"Taken together, the recent news on rising consumer spending, increased demand for durable goods, the drop in the personal savings rate, and increases in consumer confidence indicate that consumers may now be demonstrating a more optimistic view of their financial outlook -- possibly willing to expand their credit card use. Although TransUnion does not expect large increases in average credit card balances in the next couple of quarters due to the continuing high unemployment rates and the relatively high savings rate (now at 5.4 percent), the news is promising. It is a positive sign that consumers have more confidence in the increasing stability of the economy and of their own personal financial positions.

"From a delinquency perspective, 2010 was an excellent year for consumers as they showed continuing fiscal responsibility in working to pay down their credit card debt. Even in the presence of falling home prices, the accumulation of negative real estate equity and high levels of unemployment, consumers still have been placing a premium on paying off their credit card obligations and maintaining the health of their card relationships."
Ezra Becker, vice president of research and consulting in TransUnion's financial services business unit.

Forecast

  • At the state level, Nevada is again expected to experience the highest delinquency rate by the end of 2011 (1.2 percent), while North Dakota is anticipated to show the lowest delinquency rate (0.39 percent).

"Since the beginning of the recession, TransUnion's national and state forecasting models have tracked how credit card delinquency rates are impacted by economic factors such as median household income, consumer confidence and the U.S. savings rate.

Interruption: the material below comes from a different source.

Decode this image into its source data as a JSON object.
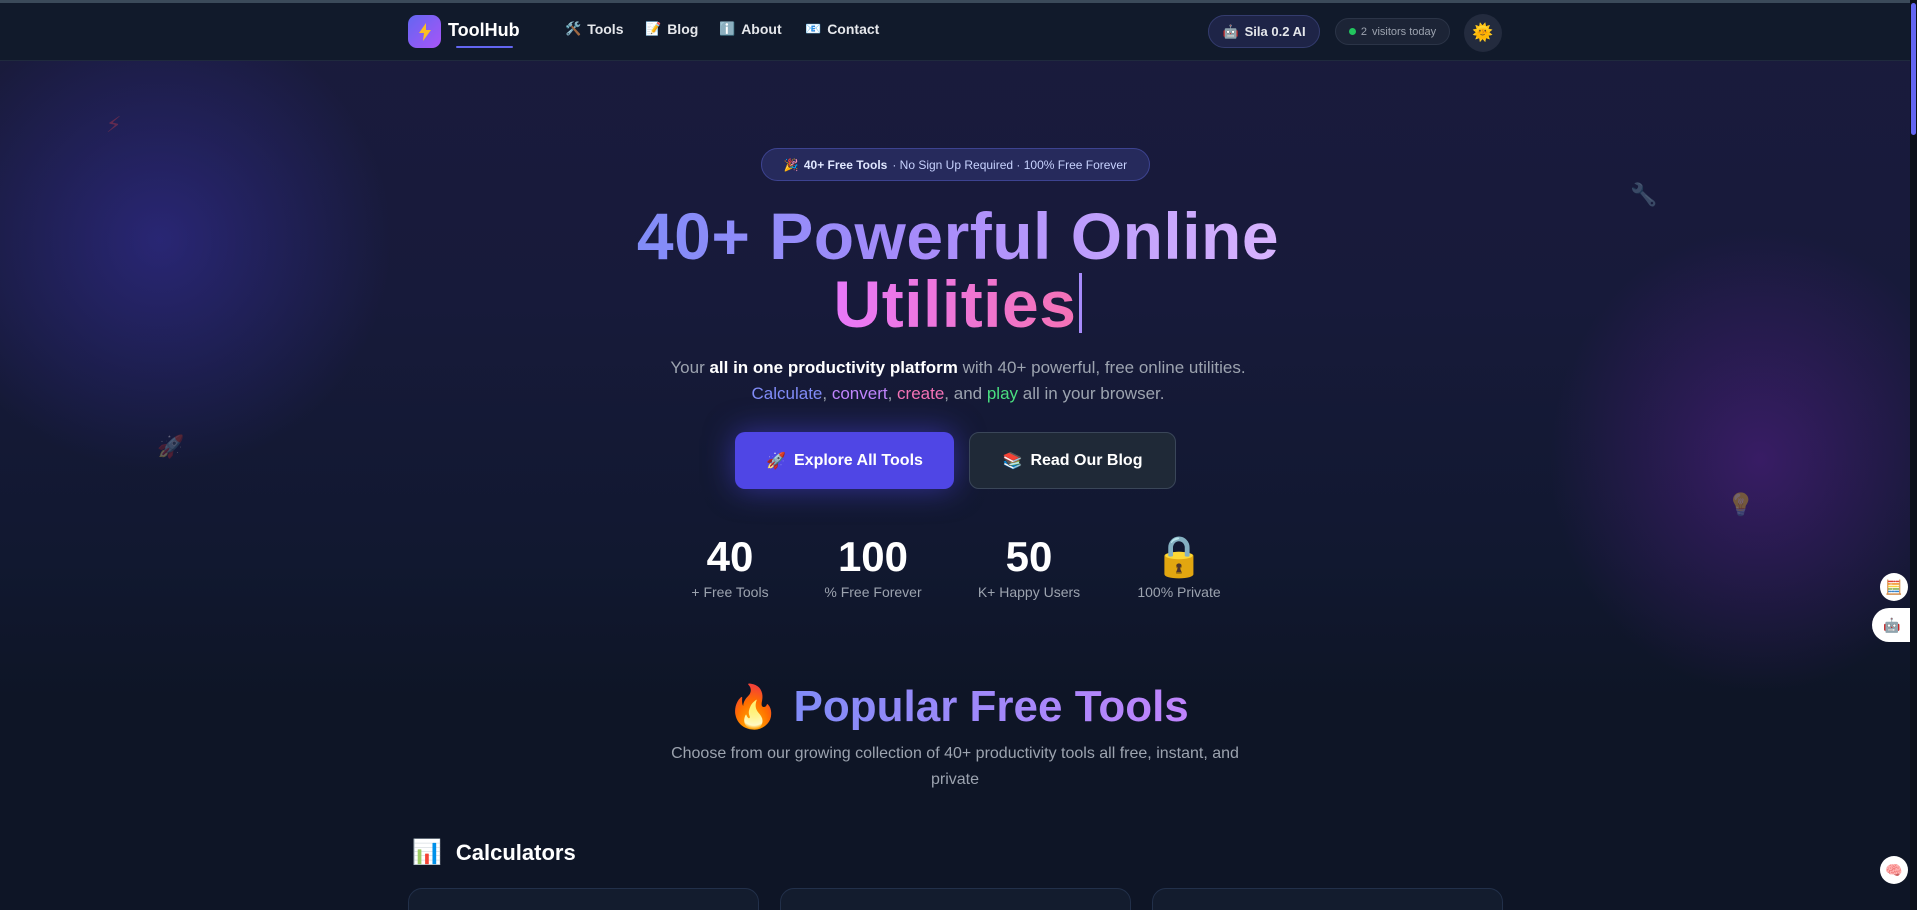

Based on our current economic assumptions, TransUnion believes that the 90-day credit card delinquency rate will still be impacted by seasonal factors, but generally continue to drift downward toward 0.73 percent by the end of 2011."
Ezra Becker, vice president of research and consulting in TransUnion's financial services business unit.

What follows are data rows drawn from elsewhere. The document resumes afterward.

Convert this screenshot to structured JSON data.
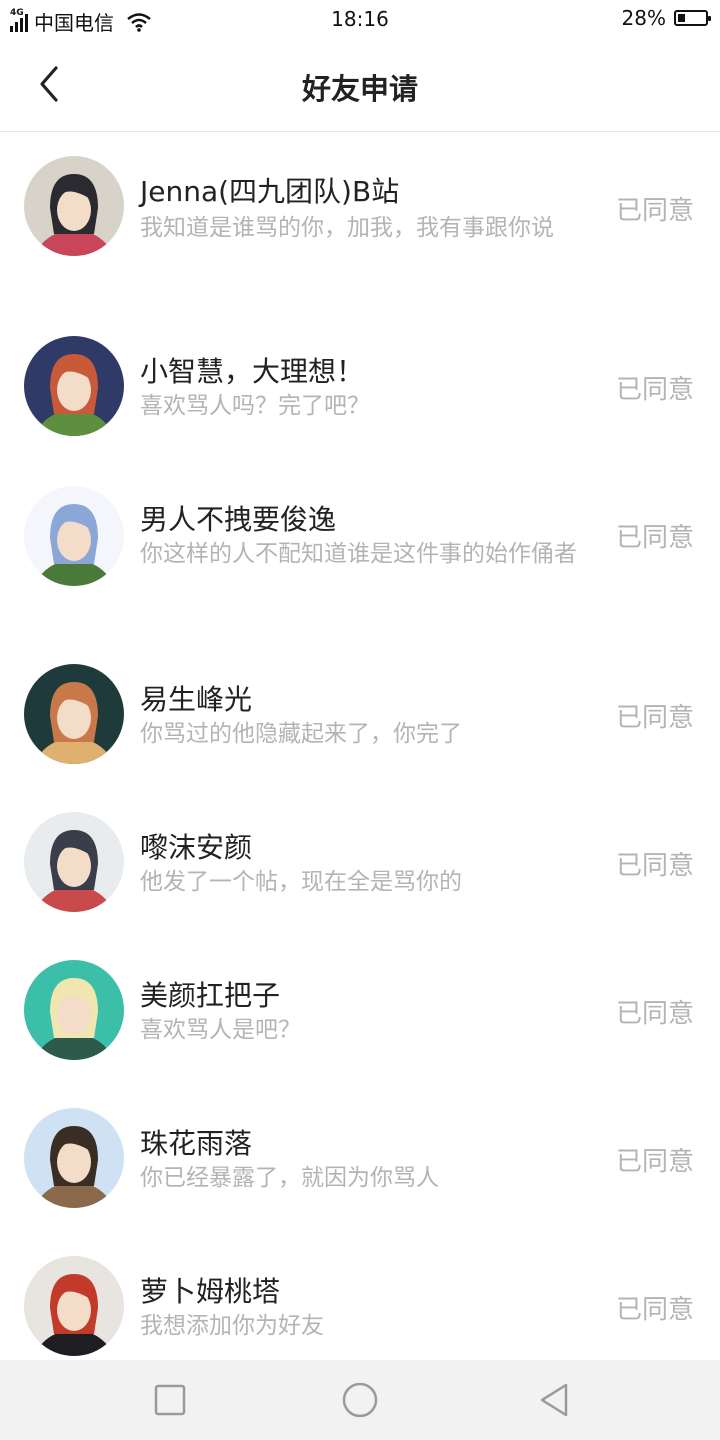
{
  "status_bar": {
    "network": "4G",
    "carrier": "中国电信",
    "time": "18:16",
    "battery": "28%",
    "battery_level": 0.28
  },
  "header": {
    "title": "好友申请",
    "back_icon": "chevron-left-icon"
  },
  "requests": [
    {
      "name": "Jenna(四九团队)B站",
      "message": "我知道是谁骂的你，加我，我有事跟你说",
      "status": "已同意",
      "avatar_colors": [
        "#d8d3c8",
        "#2a2a30",
        "#c8455a"
      ]
    },
    {
      "name": "小智慧，大理想！",
      "message": "喜欢骂人吗？完了吧？",
      "status": "已同意",
      "avatar_colors": [
        "#2f3a66",
        "#c85a3a",
        "#5e8f3f"
      ]
    },
    {
      "name": "男人不拽要俊逸",
      "message": "你这样的人不配知道谁是这件事的始作俑者",
      "status": "已同意",
      "avatar_colors": [
        "#f4f6fb",
        "#8aa7d8",
        "#4a7a3a"
      ]
    },
    {
      "name": "易生峰光",
      "message": "你骂过的他隐藏起来了，你完了",
      "status": "已同意",
      "avatar_colors": [
        "#1f3a3a",
        "#c9784a",
        "#e0b070"
      ]
    },
    {
      "name": "嚟沫安颜",
      "message": "他发了一个帖，现在全是骂你的",
      "status": "已同意",
      "avatar_colors": [
        "#e9ecef",
        "#3a3d4a",
        "#c84a4a"
      ]
    },
    {
      "name": "美颜扛把子",
      "message": "喜欢骂人是吧？",
      "status": "已同意",
      "avatar_colors": [
        "#3bbfa8",
        "#f1e6b0",
        "#2d5a4a"
      ]
    },
    {
      "name": "珠花雨落",
      "message": "你已经暴露了，就因为你骂人",
      "status": "已同意",
      "avatar_colors": [
        "#cfe2f3",
        "#3a2e24",
        "#8a6a4a"
      ]
    },
    {
      "name": "萝卜姆桃塔",
      "message": "我想添加你为好友",
      "status": "已同意",
      "avatar_colors": [
        "#e8e4e0",
        "#c23a2a",
        "#1e1e22"
      ]
    }
  ],
  "system_nav": {
    "recent_icon": "square-icon",
    "home_icon": "circle-icon",
    "back_icon": "triangle-back-icon"
  }
}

Supporting Resources/Links
TransUnion Trend Data Interactive U.S. Map
TransUnion 3Q Mortgage Statistics
TransUnion Payment Hierarchy Study
TransUnion Value of Loyalty/Delinquency Study
TransUnion on Twitter

TransUnion's Trend Data database
The report is part of an ongoing series of quarterly consumer lending sector analyses focusing on credit card, auto loan and mortgage data available on TransUnion's Web site. Information for this analysis is culled from TransUnion's Trend Data and the anonymous credit files of approximately 10 percent of credit-active U.S. consumers, providing a real-life perspective on how they are managing their credit health.

TransUnion's Trend Data, a one-of-a-kind database consisting of 27 million anonymous consumer records randomly sampled every quarter from TransUnion's national consumer credit database. Each record contains more than 200 credit variables that illustrate consumer credit usage and performance. Since 1992, TransUnion has been aggregating this information at the county, Metropolitan Statistical Area (MSA), state and national levels. For the purpose of this analysis, the term "credit card" refers to those issued by banks.

About TransUnion
As a global leader in credit and information management, TransUnion creates advantages for millions of people around the world by gathering, analyzing and delivering information. For businesses, TransUnion helps improve efficiency, manage risk, reduce costs and increase revenue by delivering comprehensive data and advanced analytics and decisioning. For consumers, TransUnion provides the tools, resources and education to help manage their credit health and achieve their financial goals. Through these and other efforts, TransUnion is working to build stronger economies worldwide. Founded in 1968 and headquartered in Chicago, TransUnion employs associates in more than 25 countries on five continents. www.transunion.com/business

Contact Information

  • Contact:
    Dave Blumberg
    TransUnion
    E-mail: Email Contact
    Telephone: 312 985 3059